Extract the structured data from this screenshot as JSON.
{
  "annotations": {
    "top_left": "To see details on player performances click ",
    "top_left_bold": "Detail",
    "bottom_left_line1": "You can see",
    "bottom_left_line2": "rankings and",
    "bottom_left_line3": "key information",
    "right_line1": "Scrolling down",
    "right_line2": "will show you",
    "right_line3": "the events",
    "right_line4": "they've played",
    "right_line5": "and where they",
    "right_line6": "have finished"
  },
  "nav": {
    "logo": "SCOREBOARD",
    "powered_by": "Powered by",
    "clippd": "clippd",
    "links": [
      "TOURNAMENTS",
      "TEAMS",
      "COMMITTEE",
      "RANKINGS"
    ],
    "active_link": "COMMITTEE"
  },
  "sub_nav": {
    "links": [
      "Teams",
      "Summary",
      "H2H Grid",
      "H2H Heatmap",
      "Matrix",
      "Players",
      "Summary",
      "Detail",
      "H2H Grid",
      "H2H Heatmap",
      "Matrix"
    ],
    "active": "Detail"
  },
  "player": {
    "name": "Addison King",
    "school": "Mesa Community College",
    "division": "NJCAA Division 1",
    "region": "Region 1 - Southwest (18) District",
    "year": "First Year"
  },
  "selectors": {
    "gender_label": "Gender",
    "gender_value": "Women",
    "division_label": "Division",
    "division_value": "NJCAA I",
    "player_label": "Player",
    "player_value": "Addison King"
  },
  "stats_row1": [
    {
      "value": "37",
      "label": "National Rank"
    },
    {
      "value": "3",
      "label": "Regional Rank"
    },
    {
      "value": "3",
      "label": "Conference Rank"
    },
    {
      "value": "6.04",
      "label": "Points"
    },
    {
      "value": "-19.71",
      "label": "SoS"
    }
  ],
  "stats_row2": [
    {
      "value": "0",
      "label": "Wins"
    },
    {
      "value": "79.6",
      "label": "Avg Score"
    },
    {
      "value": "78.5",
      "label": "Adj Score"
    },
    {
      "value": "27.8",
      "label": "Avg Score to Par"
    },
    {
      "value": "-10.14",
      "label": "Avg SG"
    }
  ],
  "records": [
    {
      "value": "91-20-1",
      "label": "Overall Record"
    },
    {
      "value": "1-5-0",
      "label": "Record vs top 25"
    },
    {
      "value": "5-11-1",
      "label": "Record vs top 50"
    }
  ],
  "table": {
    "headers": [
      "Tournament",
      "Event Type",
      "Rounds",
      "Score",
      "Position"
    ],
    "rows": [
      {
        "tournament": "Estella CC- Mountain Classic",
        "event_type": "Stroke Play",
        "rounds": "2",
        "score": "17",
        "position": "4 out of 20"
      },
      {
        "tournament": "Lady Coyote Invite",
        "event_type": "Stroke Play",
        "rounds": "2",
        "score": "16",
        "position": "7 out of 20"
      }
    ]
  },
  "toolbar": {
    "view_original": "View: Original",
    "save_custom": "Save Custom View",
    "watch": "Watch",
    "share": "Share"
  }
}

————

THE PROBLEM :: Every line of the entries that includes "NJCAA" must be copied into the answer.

EXERCISE RESPONSE ::
    "division": "NJCAA Division 1",
    "division_value": "NJCAA I",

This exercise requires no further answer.